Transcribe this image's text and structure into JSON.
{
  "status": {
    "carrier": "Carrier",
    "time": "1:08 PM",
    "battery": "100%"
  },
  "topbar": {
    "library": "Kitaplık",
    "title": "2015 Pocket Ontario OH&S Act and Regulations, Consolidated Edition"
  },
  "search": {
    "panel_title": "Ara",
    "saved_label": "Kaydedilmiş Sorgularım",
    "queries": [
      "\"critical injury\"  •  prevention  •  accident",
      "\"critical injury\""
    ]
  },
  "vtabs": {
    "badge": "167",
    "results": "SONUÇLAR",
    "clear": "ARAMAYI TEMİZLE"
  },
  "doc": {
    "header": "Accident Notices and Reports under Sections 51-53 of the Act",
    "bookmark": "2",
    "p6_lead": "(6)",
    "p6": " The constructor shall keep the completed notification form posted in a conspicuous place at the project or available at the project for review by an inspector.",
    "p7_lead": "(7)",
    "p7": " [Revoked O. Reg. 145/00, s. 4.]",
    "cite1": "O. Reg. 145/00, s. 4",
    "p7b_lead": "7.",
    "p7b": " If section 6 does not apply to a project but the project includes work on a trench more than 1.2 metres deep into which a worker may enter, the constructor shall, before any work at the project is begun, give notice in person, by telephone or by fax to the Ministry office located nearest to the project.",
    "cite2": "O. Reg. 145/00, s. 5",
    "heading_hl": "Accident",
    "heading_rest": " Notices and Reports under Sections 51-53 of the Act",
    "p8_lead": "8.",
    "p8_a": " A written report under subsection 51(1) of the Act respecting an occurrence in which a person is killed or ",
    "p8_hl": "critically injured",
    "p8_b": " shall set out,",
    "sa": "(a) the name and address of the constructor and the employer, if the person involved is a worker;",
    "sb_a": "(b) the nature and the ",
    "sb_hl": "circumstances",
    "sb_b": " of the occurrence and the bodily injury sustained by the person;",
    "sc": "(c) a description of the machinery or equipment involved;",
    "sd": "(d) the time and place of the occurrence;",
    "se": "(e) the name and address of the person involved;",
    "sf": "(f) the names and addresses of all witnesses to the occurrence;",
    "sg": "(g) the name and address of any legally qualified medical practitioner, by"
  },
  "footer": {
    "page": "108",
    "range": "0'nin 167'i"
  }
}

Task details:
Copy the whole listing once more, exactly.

Answer to this problem:
Transcribe this image's text and structure into JSON.
{
  "status": {
    "carrier": "Carrier",
    "time": "1:08 PM",
    "battery": "100%"
  },
  "topbar": {
    "library": "Kitaplık",
    "title": "2015 Pocket Ontario OH&S Act and Regulations, Consolidated Edition"
  },
  "search": {
    "panel_title": "Ara",
    "saved_label": "Kaydedilmiş Sorgularım",
    "queries": [
      "\"critical injury\"  •  prevention  •  accident",
      "\"critical injury\""
    ]
  },
  "vtabs": {
    "badge": "167",
    "results": "SONUÇLAR",
    "clear": "ARAMAYI TEMİZLE"
  },
  "doc": {
    "header": "Accident Notices and Reports under Sections 51-53 of the Act",
    "bookmark": "2",
    "p6_lead": "(6)",
    "p6": " The constructor shall keep the completed notification form posted in a conspicuous place at the project or available at the project for review by an inspector.",
    "p7_lead": "(7)",
    "p7": " [Revoked O. Reg. 145/00, s. 4.]",
    "cite1": "O. Reg. 145/00, s. 4",
    "p7b_lead": "7.",
    "p7b": " If section 6 does not apply to a project but the project includes work on a trench more than 1.2 metres deep into which a worker may enter, the constructor shall, before any work at the project is begun, give notice in person, by telephone or by fax to the Ministry office located nearest to the project.",
    "cite2": "O. Reg. 145/00, s. 5",
    "heading_hl": "Accident",
    "heading_rest": " Notices and Reports under Sections 51-53 of the Act",
    "p8_lead": "8.",
    "p8_a": " A written report under subsection 51(1) of the Act respecting an occurrence in which a person is killed or ",
    "p8_hl": "critically injured",
    "p8_b": " shall set out,",
    "sa": "(a) the name and address of the constructor and the employer, if the person involved is a worker;",
    "sb_a": "(b) the nature and the ",
    "sb_hl": "circumstances",
    "sb_b": " of the occurrence and the bodily injury sustained by the person;",
    "sc": "(c) a description of the machinery or equipment involved;",
    "sd": "(d) the time and place of the occurrence;",
    "se": "(e) the name and address of the person involved;",
    "sf": "(f) the names and addresses of all witnesses to the occurrence;",
    "sg": "(g) the name and address of any legally qualified medical practitioner, by"
  },
  "footer": {
    "page": "108",
    "range": "0'nin 167'i"
  }
}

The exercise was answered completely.